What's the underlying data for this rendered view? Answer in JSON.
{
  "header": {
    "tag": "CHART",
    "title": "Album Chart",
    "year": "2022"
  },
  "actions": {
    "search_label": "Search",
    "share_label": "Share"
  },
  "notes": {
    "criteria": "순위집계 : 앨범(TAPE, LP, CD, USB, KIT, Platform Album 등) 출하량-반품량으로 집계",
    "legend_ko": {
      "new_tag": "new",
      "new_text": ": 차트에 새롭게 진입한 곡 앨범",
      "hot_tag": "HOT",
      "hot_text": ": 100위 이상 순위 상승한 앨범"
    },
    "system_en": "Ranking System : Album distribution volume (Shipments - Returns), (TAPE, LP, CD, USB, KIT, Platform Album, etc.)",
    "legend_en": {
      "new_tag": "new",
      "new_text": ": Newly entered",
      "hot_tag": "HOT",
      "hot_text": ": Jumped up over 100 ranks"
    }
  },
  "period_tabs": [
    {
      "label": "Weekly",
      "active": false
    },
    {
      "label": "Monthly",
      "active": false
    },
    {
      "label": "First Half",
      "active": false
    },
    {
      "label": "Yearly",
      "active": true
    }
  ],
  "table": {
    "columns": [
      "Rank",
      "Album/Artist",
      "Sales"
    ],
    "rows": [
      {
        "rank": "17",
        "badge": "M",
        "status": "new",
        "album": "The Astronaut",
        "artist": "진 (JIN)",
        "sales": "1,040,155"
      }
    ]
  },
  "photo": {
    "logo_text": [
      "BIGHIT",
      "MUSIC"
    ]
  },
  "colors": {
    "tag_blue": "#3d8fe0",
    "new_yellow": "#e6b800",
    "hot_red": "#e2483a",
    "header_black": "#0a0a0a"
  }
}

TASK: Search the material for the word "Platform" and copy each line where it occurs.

FINAL ANSWER:
    "criteria": "순위집계 : 앨범(TAPE, LP, CD, USB, KIT, Platform Album 등) 출하량-반품량으로 집계",
    "system_en": "Ranking System : Album distribution volume (Shipments - Returns), (TAPE, LP, CD, USB, KIT, Platform Album, etc.)",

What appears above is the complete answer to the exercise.